Exploring the potential profits in fine-art printmaking.
By Clare Baker
For the past two years Muslin has been capturing her images with an 8.2-megapixel Canon EOS 20D digital SLR, but before that, she shot with a standard Nikon FM2 and then scanned the film with a Nikon Super CoolScan 4000 film scanner. Since 2000, Muslin has been outputting her images on an Epson Stylus Photo 2000P with archival inks, printing on both Epson matte presentation paper and watercolor paper.
'I've run into very few problems printing my own work,' she says, crediting her education and her experience with digital printers for her success. While Muslin acknowledges that printing her own work can be time consuming, the major benefit for her is the control it provides. 'When I’m doing the printing myself, I’m in control. I don't have to go through a proofing process. If the color isn’t how it should look, I can adjust it right away. I don’t have to go anywhere. If I need something on the spur of the moment, I can make the print myself.'
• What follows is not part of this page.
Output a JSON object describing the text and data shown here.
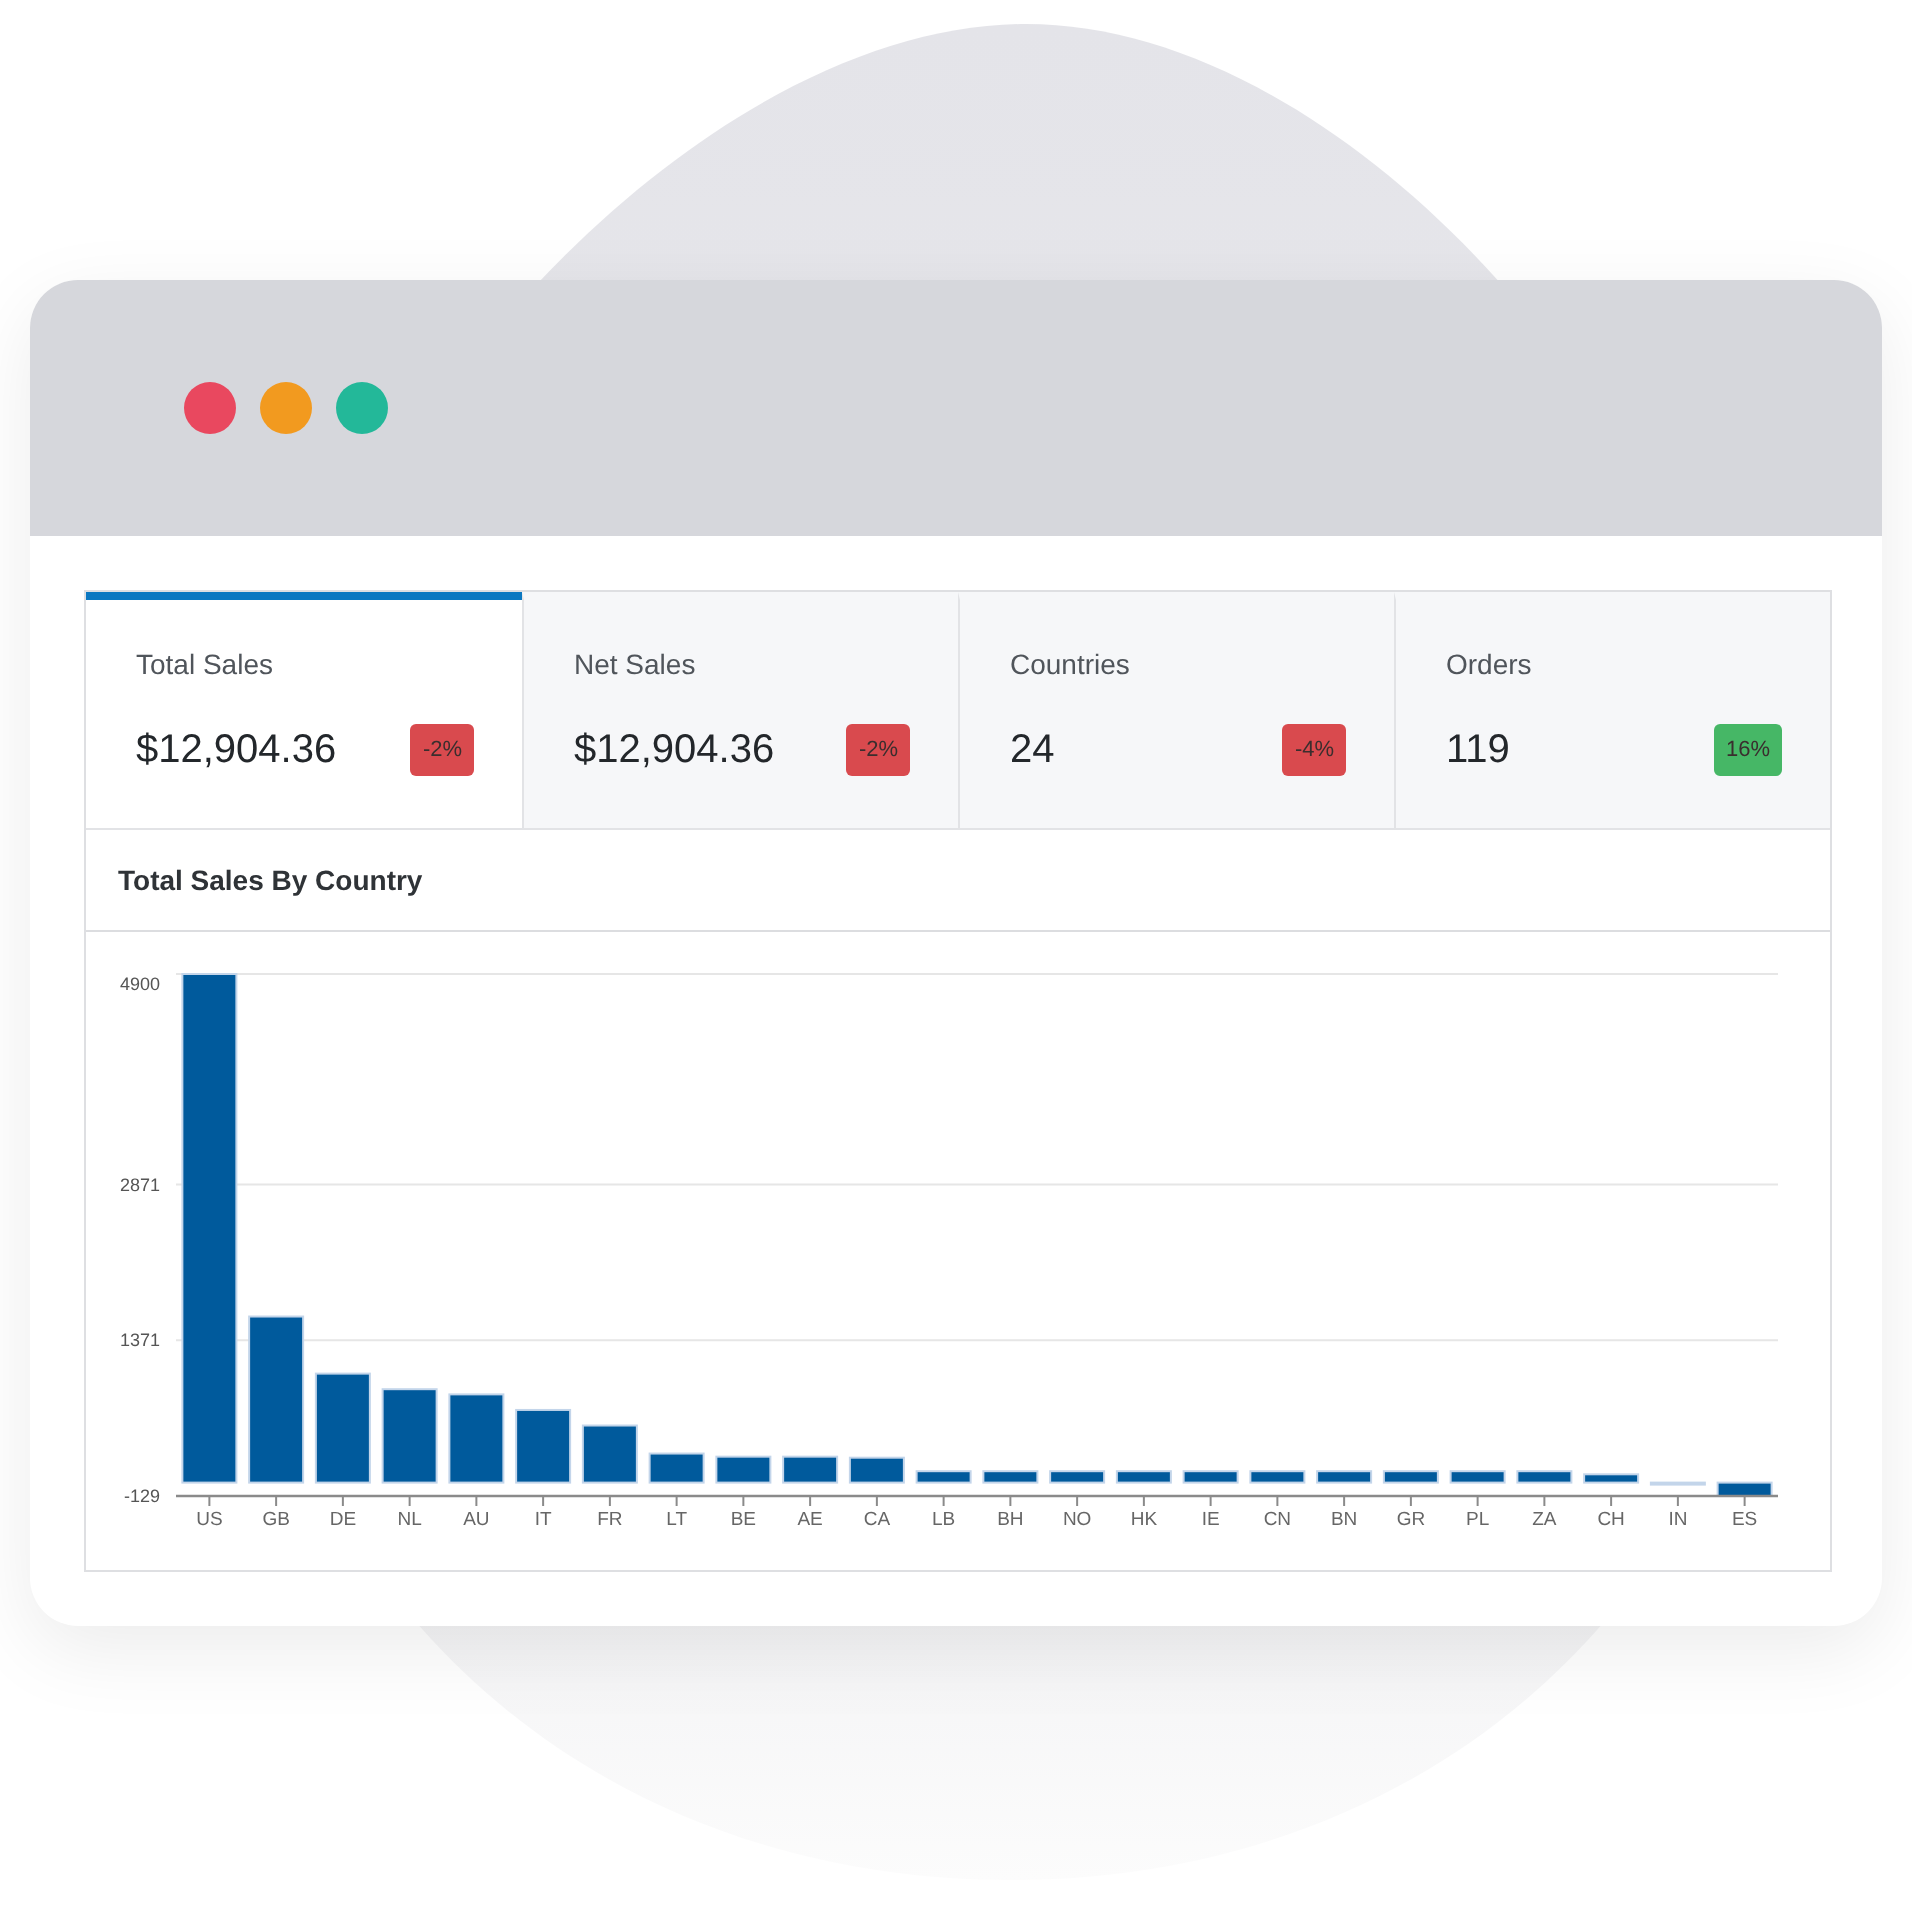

The 2000P, however, limits Muslin to producing prints no larger than 13 x 19 inches, so in 2005 Muslin relinquished some of this control and began outsourcing the printing of her larger artworks. She turned to Brooklyn Editions (www.brooklyneditions.com), a small nearby shop, to print some of her pieces on canvas. At the time, the shop was using an Epson Stylus Pro 9600 with photographic dye inks, so there were some headaches that occasionally arose with the proofing process. 'Getting the final print to match the proofs I had output on my 2000P would sometimes involve various degrees of color adjustments and multiple proofs printed on canvas,' Muslin explains.
Also, she says, turning to an outside print provider means that the price at which she sells her final print has to be raised to offset the cost of printing-often to a price point that she might not otherwise choose had she output the print herself.